I strongly encourage you to study yourself as you read this text, especially if you’d like to continue writing and publishing novels throughout your life. Work to understand and refine your writing process. Are you a pantser? A plotter? Or a plantser?
As a developing writer, I had attempted to outline my books because I thought that was the way authors wrote. That did not work for me. But when I sat down to write “by the seat of my pants,” I struggled with a sense of direction. It took several years for me to work through these challenges, and through that process, I realized that I’m a plantser.
It was the discovery of Blake Snyder’s Save the Cat that shaped my writing process the most. The beats of Snyder’s suggested structure offer me enough direction to write quickly, but they don't require extensive plotting, which I found overly boring.
The beat sheet approach also suits my writing style. I like to “high point.” That means when I draft, I see the book globally, specifically the high points of the story. I write those scenes that speak to me the most, even drafting them out of chronological order at times. As a result, I write very quickly, but the result can sometimes become a jumbled mess I have no choice but to sort through in revision. Nevertheless, it is a system that works for me, and my challenge is to determine a system that works for you!
My process looks something like:
- Brainstorm Save the Cat beats to give myself a general idea of the high points in the story.
- Let my mind wander on those points.
- Write whichever scenes come to mind, leaving major holes between them in the document.
- Read through the document, adding bits and pieces to start connecting the scenes, still leaving some holes.
- Read through the document, adding character arcs to ensure the scenes connect in a logical way for the characters.
- Read through the document, smoothing over the scenes, so everything connects, and adding relevant emotions, settings, and other aspects, so there are no more holes.
So as you can see, I have a combination of prewriting (plotting my beat sheet) and then exploring through writing (pantsing). And there is significant revision to connect everything. It has taken me many years of writing and learning about writing to understand this part of my process. Learning that writers could be a mix of pantser and plotter and discovering the concept of high pointing helped me to better understand myself.
And that’s why we read books about writing and books about craft! As we continue exploring concepts of novel writing such as premise, plot, character, etc. explore your own interests and process. The value of identifying the ways in which you write best cannot be overstated. Learn about yourself as a writer as much as you learn about the novel in this class.
- Set a timer for five minutes, and write about prewriting strategies that you have found effective and also those that you have not found benefit in. Then, set the timer for another five minutes, and write about times you’ve written without prewriting. Which strategies have been the most effective for you? If you had to label yourself, which you don’t, would you identify your style as pantser, plotter, or plantser?
- Think about a scene from a book or movie you love. How would you rewrite that scene? As you answer that question, are you: a) breaking down the scene, analyzing, and planning your rewrite, b) diving right into writing the scene without much planning, or c) planning some elements while rolling with the others, letting them come to the surface of your mind more organically? What does this exercise help you understand about your own inclinations in terms of identifying as a plotter, pantser, or plantser?

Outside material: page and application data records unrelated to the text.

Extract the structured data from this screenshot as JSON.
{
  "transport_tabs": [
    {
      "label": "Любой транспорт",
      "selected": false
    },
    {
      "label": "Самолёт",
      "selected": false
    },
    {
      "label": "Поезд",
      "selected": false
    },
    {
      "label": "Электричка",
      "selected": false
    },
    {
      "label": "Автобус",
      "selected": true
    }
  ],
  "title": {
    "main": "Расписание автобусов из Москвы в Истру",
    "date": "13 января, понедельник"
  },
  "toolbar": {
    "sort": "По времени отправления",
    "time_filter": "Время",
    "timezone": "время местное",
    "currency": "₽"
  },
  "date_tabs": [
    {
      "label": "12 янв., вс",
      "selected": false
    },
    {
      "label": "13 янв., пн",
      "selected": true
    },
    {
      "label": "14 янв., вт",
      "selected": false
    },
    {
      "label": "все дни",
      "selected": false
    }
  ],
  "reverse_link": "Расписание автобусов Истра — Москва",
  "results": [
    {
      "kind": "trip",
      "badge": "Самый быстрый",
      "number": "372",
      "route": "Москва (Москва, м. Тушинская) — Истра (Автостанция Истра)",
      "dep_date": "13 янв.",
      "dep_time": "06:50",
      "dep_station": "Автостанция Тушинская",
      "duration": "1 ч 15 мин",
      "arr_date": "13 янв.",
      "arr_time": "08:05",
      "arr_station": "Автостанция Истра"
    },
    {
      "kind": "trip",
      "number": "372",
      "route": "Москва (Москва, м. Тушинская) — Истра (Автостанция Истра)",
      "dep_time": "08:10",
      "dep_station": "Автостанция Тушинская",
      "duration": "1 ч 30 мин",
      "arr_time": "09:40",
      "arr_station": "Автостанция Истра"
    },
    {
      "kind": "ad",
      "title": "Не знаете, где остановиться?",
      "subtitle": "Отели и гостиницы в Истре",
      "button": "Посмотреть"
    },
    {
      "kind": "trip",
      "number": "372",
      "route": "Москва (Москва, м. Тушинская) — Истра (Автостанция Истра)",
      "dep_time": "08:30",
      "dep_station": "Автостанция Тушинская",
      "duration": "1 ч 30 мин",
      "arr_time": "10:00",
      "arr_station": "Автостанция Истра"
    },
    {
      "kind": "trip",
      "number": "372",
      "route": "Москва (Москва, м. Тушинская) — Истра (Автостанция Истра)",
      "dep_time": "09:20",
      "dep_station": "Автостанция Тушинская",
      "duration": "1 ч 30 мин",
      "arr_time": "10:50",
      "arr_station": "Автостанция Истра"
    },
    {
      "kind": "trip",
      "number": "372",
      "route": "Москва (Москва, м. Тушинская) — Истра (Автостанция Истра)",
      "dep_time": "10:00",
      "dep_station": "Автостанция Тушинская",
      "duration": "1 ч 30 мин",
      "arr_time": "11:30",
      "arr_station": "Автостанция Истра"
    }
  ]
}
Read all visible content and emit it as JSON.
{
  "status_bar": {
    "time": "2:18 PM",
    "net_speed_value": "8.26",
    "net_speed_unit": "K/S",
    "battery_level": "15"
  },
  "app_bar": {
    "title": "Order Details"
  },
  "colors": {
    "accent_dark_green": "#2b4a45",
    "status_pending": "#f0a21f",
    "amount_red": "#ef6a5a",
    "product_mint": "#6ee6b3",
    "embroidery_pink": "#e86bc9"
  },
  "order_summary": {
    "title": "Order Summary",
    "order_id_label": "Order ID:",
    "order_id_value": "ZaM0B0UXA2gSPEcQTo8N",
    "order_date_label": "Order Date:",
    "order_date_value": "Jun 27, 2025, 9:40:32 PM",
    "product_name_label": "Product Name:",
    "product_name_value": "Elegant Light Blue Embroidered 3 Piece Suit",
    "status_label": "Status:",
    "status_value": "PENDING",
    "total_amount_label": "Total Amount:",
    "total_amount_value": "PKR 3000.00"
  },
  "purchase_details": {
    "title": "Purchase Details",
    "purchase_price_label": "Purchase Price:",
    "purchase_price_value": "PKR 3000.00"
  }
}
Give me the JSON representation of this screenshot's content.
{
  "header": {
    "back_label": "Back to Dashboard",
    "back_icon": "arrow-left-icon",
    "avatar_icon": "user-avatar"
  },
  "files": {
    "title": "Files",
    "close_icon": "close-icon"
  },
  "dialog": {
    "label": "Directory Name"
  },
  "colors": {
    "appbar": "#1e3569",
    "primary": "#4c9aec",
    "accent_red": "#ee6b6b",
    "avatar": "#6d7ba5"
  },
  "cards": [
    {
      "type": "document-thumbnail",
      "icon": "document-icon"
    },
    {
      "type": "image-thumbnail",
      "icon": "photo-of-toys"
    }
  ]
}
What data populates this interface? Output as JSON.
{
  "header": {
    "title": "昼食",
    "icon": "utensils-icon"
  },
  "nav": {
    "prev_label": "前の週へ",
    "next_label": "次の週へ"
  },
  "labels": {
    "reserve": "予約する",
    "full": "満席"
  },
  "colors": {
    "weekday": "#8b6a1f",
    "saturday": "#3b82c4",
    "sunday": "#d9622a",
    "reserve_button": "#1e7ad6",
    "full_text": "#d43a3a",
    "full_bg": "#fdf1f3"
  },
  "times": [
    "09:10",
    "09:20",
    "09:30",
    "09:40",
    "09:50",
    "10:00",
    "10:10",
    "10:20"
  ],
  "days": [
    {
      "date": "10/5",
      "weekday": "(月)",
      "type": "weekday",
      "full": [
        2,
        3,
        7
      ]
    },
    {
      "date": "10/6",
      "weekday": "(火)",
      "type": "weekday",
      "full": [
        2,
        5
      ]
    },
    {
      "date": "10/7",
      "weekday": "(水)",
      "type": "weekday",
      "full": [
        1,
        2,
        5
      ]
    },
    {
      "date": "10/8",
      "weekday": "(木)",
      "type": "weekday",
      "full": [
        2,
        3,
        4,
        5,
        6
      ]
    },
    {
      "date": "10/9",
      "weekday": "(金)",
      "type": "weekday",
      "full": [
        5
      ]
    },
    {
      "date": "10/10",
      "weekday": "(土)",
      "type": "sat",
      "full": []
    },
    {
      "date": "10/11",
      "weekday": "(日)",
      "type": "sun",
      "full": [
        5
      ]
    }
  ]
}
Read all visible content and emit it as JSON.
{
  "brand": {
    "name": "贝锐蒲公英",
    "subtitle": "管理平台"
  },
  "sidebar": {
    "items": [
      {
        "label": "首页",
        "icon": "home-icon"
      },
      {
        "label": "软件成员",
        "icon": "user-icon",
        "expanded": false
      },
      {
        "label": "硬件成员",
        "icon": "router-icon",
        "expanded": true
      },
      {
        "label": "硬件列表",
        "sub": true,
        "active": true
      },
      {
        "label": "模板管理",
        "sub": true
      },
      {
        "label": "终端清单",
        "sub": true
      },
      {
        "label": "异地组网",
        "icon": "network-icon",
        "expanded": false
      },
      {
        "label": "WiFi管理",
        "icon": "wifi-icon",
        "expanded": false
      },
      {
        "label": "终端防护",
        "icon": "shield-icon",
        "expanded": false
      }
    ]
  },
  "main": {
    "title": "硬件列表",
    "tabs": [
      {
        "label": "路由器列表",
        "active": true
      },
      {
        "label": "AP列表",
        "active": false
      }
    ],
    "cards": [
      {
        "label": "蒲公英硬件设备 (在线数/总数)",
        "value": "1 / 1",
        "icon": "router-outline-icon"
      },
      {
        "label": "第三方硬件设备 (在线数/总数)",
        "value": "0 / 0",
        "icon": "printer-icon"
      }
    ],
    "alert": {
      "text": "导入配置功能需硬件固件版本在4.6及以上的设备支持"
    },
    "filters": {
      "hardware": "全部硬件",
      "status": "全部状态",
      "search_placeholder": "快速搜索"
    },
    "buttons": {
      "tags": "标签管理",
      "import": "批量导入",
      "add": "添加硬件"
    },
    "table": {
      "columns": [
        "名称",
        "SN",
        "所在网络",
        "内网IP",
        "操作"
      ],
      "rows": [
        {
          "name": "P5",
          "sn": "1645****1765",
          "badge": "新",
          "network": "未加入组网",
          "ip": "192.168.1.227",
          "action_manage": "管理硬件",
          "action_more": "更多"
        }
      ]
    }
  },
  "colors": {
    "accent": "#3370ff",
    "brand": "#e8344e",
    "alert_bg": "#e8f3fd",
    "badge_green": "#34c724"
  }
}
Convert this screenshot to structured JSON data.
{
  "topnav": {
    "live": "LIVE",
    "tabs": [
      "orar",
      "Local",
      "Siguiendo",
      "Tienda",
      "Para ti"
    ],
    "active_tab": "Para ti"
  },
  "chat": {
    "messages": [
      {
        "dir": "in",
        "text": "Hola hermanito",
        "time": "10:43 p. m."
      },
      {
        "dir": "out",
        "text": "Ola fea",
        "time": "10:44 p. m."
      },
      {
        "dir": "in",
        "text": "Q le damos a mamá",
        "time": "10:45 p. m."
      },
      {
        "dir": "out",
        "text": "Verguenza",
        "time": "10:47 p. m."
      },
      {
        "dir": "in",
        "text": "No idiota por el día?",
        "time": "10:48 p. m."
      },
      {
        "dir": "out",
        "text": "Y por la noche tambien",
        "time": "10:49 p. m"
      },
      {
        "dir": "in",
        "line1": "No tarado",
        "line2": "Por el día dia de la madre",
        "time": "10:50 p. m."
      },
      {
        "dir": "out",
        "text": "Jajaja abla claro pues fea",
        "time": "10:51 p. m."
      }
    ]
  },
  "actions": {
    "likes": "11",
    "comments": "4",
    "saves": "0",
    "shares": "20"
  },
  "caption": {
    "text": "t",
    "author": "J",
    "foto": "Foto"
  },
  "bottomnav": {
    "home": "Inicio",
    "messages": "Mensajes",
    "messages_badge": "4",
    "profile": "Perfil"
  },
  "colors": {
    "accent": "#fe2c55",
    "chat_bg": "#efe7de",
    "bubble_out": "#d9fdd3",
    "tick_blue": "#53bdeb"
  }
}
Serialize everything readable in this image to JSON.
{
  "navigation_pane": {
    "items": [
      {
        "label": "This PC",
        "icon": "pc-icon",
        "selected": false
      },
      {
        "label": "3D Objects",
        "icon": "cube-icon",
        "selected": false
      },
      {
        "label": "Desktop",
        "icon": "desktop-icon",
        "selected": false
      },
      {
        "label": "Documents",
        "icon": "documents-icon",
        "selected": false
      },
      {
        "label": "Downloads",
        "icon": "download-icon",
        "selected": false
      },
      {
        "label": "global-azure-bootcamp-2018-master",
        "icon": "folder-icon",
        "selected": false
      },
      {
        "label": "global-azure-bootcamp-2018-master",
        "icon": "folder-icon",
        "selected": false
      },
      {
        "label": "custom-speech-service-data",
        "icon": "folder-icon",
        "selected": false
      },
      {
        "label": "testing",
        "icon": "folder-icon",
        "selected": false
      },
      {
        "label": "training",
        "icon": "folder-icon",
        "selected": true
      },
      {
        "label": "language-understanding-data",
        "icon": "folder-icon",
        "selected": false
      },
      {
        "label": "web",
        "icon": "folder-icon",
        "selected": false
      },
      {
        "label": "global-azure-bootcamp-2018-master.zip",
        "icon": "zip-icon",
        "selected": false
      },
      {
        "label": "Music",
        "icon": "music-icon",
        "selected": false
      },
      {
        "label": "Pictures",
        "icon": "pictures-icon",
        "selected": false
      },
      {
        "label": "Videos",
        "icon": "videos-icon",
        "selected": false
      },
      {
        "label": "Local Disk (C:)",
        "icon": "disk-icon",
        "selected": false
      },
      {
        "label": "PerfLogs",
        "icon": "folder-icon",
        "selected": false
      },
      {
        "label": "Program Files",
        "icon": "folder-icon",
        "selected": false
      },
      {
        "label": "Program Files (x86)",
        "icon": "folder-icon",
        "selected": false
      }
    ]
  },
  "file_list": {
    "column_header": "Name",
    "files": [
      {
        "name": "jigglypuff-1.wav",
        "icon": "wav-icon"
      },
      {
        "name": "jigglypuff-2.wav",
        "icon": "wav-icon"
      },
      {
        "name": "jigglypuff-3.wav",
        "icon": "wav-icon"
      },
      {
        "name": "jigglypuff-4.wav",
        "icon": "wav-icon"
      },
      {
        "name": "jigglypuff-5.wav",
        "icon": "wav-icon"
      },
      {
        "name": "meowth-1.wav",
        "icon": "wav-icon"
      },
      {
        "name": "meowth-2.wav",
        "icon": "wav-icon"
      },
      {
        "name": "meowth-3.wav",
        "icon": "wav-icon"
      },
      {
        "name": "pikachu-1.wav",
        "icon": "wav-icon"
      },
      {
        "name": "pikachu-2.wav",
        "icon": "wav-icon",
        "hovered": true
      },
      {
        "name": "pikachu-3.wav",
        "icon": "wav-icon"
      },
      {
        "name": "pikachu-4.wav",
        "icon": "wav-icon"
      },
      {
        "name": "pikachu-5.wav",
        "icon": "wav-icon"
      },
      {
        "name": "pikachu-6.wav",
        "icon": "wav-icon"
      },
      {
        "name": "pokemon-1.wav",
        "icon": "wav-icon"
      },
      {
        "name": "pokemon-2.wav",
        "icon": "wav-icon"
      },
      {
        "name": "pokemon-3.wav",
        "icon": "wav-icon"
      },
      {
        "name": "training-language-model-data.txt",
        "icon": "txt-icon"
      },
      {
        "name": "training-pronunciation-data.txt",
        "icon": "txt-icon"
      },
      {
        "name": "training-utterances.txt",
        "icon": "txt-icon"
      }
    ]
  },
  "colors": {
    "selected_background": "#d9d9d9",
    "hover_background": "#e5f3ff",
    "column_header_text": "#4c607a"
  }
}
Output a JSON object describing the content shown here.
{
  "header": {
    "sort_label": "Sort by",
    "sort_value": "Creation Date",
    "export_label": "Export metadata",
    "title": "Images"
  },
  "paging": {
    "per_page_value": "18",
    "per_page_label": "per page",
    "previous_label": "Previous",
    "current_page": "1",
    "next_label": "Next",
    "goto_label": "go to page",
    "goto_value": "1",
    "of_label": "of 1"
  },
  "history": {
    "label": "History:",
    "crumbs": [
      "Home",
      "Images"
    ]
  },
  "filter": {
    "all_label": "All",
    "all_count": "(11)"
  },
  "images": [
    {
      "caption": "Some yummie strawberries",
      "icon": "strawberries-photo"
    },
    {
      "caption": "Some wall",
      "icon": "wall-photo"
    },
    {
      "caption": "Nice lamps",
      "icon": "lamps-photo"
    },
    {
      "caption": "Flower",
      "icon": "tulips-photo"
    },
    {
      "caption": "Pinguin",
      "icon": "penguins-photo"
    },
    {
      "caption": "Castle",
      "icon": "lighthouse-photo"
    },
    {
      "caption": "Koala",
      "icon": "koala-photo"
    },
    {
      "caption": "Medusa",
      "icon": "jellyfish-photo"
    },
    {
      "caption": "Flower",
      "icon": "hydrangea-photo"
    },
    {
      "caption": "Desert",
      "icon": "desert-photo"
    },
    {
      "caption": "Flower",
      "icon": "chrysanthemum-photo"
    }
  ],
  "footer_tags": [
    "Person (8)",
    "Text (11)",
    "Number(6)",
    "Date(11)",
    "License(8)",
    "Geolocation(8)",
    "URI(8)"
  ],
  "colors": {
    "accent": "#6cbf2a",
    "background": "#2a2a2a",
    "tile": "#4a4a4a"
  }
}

"Chapter 2: Pantser, Plotter, Plantser: What is Your Writing Style?" was created by Tamara Girardi and was licensed as CC BY-NC-SA 4.0 in October of 2023.